• [Prompt]:
In the data below, how many lines contain the string "optional"? Reply with the number only.

• [Entries from a dataset of interfaces]:
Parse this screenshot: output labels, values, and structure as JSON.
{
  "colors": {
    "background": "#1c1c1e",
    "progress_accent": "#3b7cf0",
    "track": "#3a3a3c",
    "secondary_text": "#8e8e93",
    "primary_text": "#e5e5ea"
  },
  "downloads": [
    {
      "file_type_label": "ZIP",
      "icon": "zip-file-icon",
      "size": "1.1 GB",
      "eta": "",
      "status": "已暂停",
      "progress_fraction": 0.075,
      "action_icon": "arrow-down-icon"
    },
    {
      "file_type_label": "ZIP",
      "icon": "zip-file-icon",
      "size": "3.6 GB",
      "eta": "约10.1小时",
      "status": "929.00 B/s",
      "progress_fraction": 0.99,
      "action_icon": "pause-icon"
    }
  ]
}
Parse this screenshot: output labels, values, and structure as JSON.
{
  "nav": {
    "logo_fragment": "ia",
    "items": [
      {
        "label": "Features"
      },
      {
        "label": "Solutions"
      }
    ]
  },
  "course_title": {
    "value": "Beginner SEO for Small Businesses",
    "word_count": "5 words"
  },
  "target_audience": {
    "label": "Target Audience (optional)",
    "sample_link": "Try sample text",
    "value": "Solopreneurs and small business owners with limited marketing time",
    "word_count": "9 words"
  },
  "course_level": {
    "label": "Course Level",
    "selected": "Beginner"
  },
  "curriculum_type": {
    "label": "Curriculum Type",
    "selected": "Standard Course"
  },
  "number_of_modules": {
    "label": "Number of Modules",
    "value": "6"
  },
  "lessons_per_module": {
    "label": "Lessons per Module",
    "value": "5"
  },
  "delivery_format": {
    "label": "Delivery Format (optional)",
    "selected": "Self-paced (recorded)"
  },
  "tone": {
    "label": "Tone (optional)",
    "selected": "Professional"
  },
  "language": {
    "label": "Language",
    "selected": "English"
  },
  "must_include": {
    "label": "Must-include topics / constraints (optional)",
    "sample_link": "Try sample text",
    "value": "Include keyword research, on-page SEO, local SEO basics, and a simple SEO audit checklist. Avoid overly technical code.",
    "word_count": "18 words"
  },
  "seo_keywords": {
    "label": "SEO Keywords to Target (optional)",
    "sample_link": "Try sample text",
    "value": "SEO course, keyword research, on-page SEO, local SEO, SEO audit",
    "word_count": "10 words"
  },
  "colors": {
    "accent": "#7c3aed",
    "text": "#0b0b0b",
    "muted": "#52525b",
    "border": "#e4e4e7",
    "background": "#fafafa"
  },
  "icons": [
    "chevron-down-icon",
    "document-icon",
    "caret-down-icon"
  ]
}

• [Result of the task]:
5